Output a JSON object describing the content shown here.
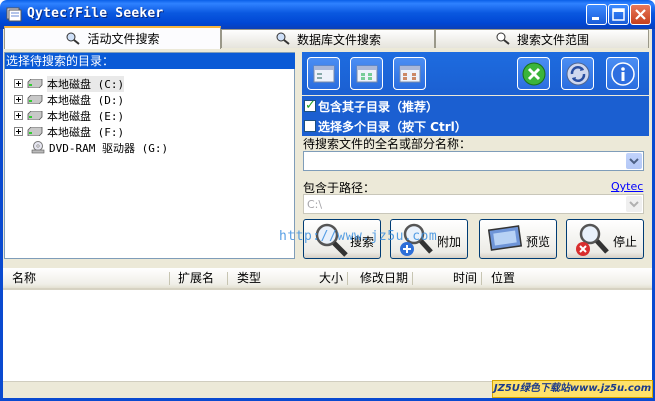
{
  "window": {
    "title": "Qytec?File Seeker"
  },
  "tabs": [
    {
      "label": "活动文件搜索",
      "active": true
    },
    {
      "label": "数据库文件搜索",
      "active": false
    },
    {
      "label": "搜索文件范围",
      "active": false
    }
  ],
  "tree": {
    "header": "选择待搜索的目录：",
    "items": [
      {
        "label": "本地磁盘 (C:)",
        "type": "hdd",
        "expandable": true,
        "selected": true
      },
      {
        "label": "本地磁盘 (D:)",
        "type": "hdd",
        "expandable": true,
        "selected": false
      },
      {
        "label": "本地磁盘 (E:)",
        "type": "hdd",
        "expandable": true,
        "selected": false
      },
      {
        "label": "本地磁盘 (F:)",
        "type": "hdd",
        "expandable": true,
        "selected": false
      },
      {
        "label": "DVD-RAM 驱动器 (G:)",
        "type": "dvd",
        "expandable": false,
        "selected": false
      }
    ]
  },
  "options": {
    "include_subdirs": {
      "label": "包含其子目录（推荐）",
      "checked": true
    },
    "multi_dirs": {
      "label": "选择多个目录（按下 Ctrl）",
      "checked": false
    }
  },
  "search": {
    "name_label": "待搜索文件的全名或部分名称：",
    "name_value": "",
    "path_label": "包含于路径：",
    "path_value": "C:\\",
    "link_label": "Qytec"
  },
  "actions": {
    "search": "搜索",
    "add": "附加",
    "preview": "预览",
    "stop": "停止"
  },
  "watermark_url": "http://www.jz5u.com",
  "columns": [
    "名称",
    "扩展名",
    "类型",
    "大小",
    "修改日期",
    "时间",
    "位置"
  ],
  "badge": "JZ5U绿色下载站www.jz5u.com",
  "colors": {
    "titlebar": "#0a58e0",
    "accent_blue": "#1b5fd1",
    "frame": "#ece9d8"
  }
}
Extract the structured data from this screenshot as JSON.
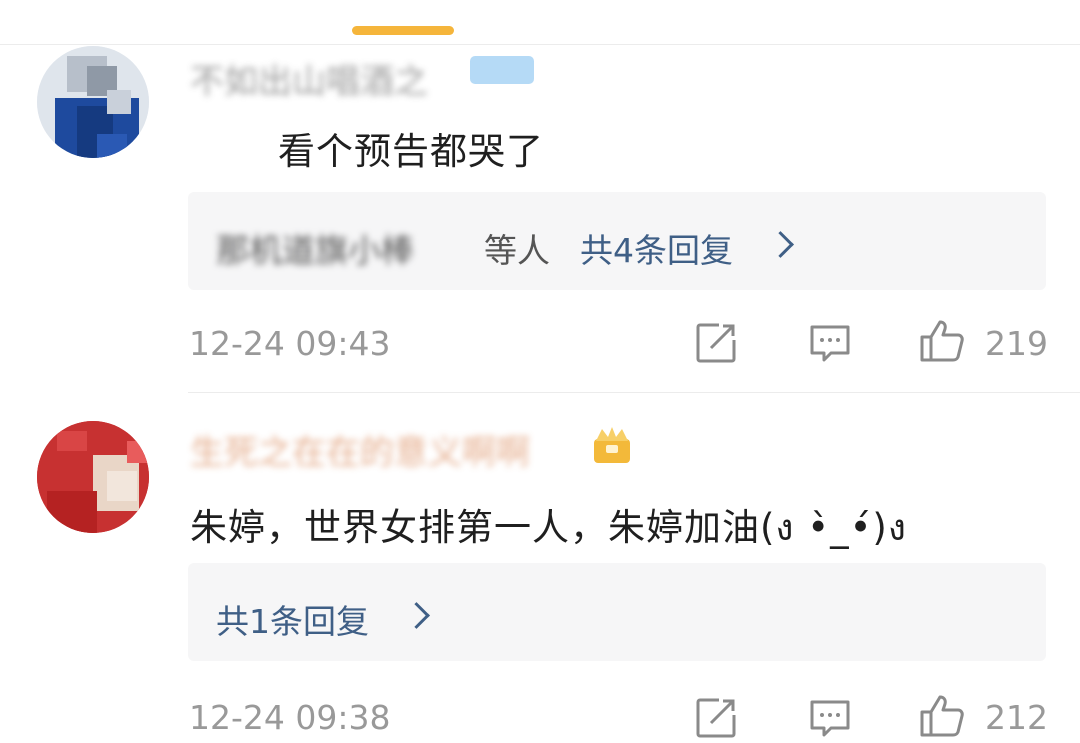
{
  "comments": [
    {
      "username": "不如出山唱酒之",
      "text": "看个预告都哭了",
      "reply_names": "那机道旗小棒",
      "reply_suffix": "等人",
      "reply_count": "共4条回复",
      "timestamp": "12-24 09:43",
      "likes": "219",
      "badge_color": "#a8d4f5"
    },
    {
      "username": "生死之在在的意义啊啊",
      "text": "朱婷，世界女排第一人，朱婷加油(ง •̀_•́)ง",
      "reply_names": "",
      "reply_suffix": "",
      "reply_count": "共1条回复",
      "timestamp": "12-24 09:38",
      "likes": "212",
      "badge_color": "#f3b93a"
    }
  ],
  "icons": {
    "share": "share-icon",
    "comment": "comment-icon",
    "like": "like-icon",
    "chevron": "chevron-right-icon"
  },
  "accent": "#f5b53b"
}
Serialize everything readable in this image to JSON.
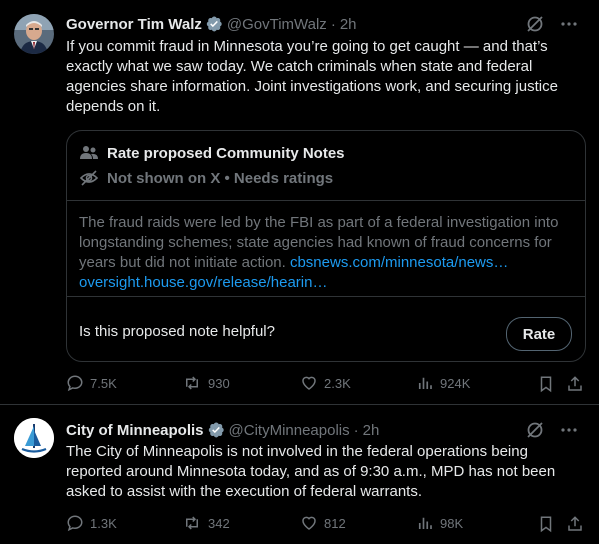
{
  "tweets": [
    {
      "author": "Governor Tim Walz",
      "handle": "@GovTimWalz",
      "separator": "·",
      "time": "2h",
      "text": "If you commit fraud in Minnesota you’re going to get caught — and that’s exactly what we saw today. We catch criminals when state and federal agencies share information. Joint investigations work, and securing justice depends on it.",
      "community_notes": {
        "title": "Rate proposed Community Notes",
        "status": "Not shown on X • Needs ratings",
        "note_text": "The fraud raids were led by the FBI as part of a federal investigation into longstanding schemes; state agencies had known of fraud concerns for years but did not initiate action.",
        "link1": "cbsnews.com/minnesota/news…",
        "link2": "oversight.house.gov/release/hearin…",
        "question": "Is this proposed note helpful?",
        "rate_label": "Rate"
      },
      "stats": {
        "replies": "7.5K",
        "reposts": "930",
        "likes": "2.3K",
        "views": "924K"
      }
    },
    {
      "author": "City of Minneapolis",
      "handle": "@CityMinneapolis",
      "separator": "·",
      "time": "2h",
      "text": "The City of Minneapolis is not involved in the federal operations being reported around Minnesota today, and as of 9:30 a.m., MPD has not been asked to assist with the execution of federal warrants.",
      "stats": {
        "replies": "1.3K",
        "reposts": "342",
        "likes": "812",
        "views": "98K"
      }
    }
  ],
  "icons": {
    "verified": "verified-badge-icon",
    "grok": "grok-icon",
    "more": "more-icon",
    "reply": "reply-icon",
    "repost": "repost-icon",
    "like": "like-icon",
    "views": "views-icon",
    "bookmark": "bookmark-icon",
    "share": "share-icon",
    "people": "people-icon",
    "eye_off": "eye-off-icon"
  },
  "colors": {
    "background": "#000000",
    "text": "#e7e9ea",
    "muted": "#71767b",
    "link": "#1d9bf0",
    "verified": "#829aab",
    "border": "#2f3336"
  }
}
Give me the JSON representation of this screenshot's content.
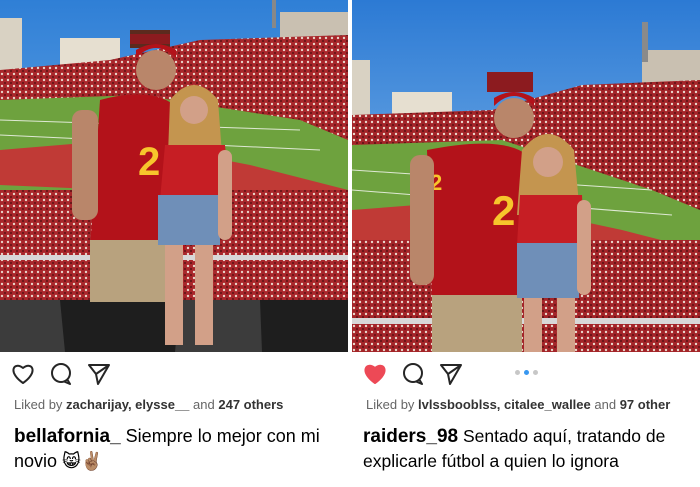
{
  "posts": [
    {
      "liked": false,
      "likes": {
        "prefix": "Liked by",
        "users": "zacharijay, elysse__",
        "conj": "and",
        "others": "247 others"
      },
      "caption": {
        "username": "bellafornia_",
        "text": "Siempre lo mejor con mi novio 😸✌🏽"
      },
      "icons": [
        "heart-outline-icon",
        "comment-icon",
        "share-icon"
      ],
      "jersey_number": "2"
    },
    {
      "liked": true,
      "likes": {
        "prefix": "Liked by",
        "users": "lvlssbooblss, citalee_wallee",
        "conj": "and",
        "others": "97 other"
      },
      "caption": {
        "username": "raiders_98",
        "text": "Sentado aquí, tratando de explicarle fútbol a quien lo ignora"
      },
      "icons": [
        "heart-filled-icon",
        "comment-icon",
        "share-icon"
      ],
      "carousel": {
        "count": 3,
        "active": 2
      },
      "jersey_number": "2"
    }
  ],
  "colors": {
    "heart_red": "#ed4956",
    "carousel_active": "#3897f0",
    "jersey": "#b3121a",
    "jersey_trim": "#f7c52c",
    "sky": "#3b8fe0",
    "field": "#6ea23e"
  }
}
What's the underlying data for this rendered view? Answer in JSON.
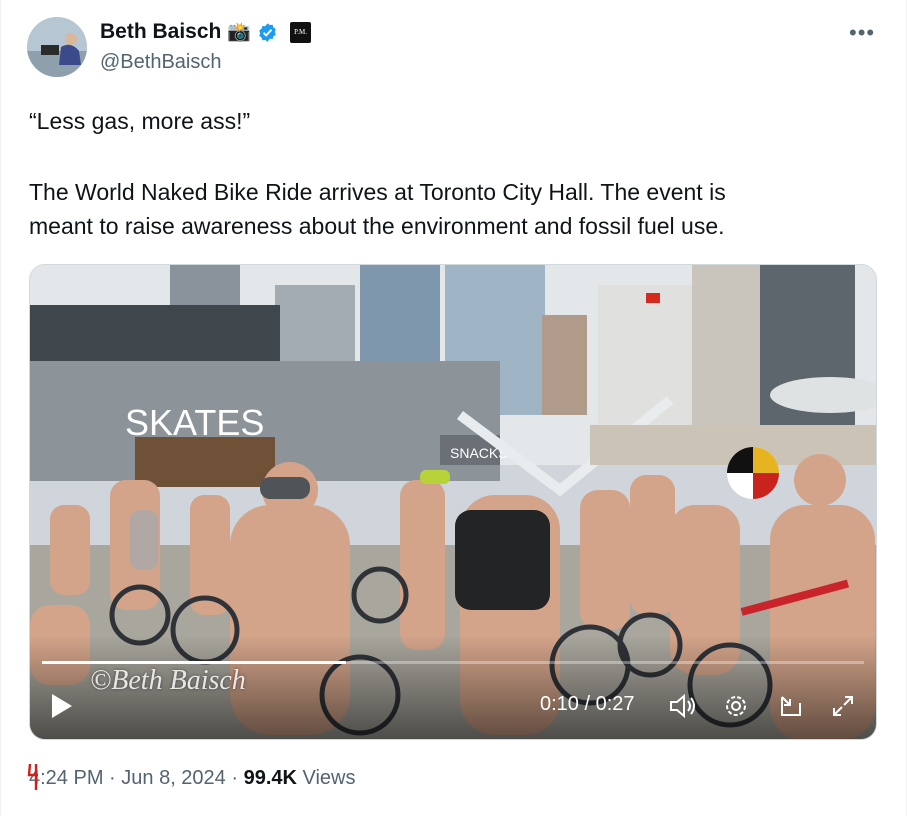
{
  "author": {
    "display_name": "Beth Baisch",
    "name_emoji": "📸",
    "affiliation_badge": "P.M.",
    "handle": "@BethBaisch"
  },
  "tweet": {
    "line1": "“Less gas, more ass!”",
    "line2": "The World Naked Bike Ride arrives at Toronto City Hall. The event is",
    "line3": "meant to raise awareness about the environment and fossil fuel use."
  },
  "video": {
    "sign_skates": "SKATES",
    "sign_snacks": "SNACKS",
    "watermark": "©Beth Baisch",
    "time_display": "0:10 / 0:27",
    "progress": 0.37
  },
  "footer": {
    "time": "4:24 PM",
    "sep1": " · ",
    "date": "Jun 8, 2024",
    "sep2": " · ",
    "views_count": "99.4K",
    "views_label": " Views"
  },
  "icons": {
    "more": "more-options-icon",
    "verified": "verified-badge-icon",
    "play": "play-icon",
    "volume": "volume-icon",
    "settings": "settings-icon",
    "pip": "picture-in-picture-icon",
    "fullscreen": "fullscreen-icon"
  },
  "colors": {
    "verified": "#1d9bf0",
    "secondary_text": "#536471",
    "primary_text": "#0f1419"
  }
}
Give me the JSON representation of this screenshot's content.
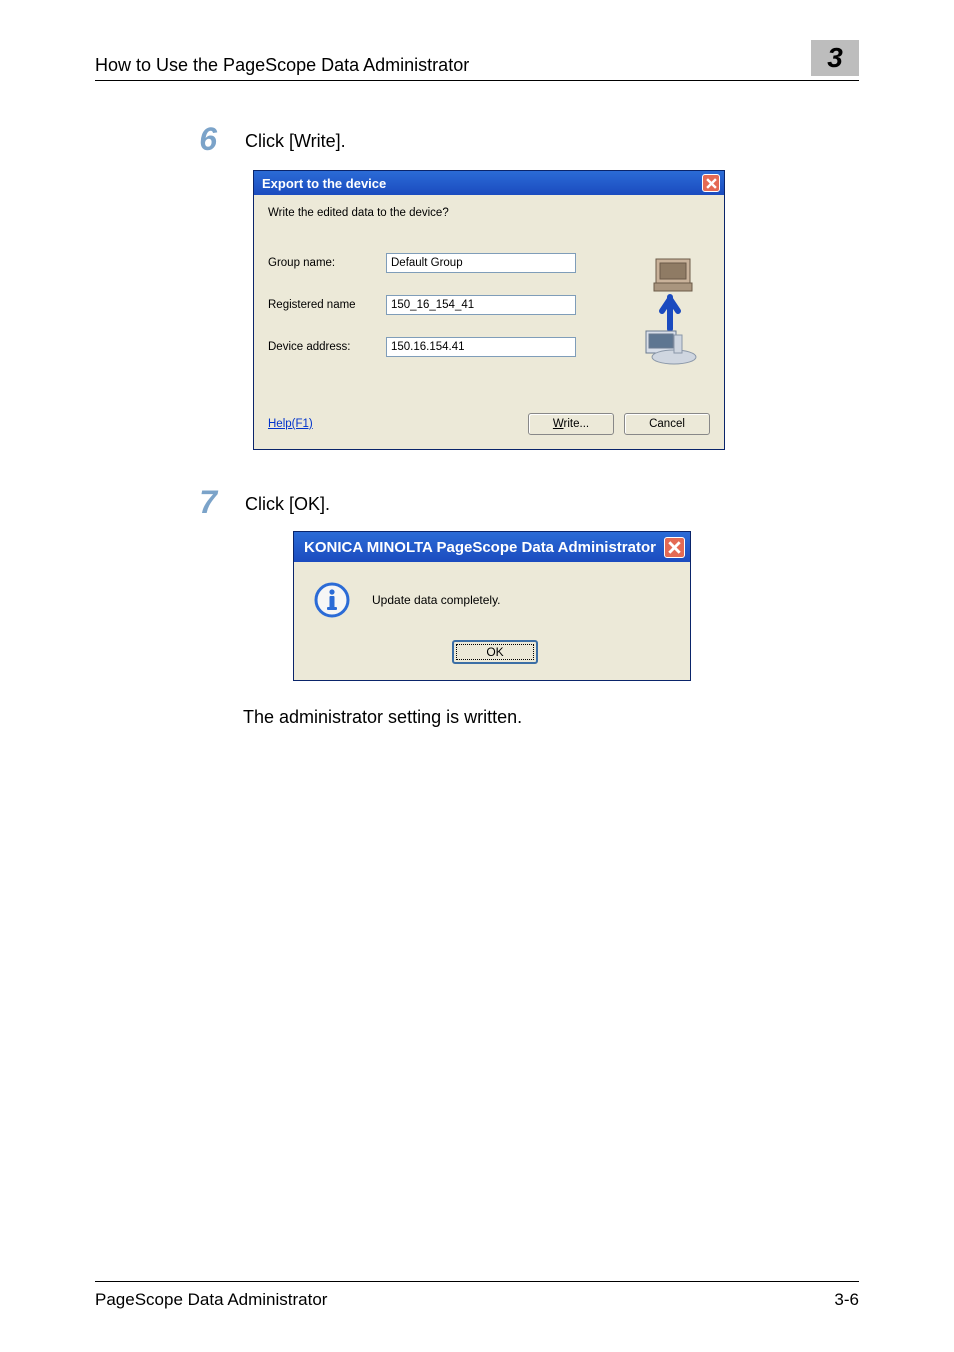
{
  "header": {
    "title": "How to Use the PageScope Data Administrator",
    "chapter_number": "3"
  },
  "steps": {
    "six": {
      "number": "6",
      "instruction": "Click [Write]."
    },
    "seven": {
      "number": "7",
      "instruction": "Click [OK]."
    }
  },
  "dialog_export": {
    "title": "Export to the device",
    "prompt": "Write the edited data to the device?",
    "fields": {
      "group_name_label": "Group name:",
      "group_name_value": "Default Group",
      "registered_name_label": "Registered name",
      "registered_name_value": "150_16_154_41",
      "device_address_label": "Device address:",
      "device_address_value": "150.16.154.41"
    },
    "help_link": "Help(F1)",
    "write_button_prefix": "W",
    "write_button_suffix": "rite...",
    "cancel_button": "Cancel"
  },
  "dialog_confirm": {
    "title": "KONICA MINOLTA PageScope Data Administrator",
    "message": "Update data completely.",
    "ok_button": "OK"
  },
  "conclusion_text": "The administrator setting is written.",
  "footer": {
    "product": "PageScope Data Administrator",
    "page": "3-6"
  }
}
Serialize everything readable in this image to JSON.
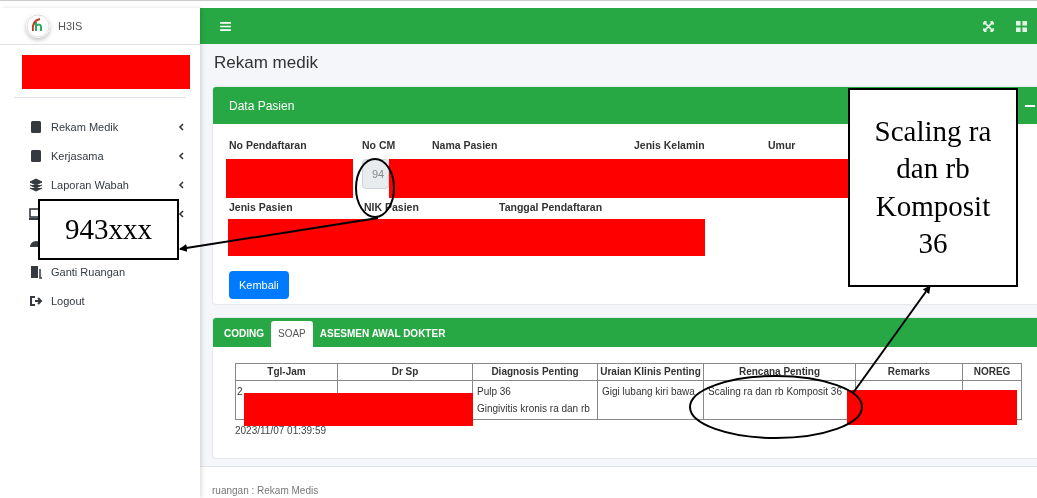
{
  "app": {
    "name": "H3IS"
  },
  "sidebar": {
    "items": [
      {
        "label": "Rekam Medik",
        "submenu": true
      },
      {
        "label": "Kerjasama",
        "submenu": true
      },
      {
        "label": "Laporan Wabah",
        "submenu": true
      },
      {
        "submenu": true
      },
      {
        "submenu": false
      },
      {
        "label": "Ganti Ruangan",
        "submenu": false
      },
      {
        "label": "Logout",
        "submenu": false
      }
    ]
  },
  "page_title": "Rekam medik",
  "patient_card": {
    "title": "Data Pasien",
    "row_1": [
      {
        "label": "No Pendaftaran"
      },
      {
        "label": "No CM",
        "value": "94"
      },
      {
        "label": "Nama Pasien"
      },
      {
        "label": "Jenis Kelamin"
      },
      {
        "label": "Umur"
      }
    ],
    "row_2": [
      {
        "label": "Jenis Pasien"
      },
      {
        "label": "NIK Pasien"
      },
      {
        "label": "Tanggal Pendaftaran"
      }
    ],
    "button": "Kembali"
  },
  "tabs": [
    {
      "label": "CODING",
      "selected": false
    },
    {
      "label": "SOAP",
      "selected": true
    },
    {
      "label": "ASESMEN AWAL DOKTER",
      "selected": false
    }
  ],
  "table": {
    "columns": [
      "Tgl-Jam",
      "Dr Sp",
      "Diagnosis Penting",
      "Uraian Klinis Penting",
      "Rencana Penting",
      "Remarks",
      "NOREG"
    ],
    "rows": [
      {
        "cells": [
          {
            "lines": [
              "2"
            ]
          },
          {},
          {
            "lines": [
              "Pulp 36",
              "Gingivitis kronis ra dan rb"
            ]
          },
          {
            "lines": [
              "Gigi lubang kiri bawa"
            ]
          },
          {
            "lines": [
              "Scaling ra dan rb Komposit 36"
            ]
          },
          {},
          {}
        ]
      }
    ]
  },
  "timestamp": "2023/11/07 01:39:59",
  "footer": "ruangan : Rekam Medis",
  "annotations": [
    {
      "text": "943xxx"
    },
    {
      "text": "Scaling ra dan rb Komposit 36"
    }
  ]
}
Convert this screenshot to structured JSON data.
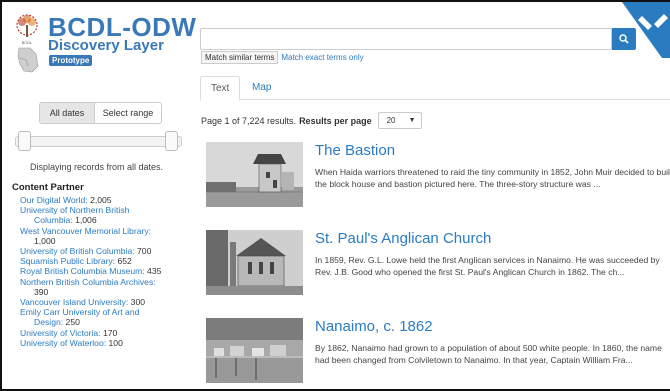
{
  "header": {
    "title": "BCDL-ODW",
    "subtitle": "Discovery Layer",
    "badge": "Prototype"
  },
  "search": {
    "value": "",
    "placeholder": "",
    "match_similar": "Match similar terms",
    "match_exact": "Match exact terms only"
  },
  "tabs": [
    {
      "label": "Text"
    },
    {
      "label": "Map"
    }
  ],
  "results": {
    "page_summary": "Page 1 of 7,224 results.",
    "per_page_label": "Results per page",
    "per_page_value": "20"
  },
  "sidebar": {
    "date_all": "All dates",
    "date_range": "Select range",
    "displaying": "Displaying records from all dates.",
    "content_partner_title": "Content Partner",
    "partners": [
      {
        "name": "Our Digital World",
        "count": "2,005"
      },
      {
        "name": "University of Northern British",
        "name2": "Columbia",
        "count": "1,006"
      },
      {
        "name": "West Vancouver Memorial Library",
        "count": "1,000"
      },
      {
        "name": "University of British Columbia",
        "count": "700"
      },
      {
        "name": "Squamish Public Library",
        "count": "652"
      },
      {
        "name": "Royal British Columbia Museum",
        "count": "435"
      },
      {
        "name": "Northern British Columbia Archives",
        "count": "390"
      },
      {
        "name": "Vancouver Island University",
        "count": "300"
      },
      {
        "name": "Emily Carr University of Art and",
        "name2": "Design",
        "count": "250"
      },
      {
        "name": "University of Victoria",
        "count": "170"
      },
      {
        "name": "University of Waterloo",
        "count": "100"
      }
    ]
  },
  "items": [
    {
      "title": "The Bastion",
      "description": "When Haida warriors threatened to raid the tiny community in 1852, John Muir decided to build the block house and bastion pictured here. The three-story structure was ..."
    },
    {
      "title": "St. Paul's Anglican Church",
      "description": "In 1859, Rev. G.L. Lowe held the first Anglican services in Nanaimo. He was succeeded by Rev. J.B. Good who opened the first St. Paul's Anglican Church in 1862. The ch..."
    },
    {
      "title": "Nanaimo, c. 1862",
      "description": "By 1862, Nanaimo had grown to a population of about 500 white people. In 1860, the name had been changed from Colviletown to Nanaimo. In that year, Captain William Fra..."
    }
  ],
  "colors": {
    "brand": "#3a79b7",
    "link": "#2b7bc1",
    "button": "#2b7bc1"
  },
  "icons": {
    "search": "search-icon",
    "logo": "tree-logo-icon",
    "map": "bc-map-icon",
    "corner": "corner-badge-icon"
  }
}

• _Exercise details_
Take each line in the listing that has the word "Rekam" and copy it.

• _Solution to the problem_
        "label": "Rekam Medik",
  "page_title": "Rekam medik",
  "footer": "ruangan : Rekam Medis",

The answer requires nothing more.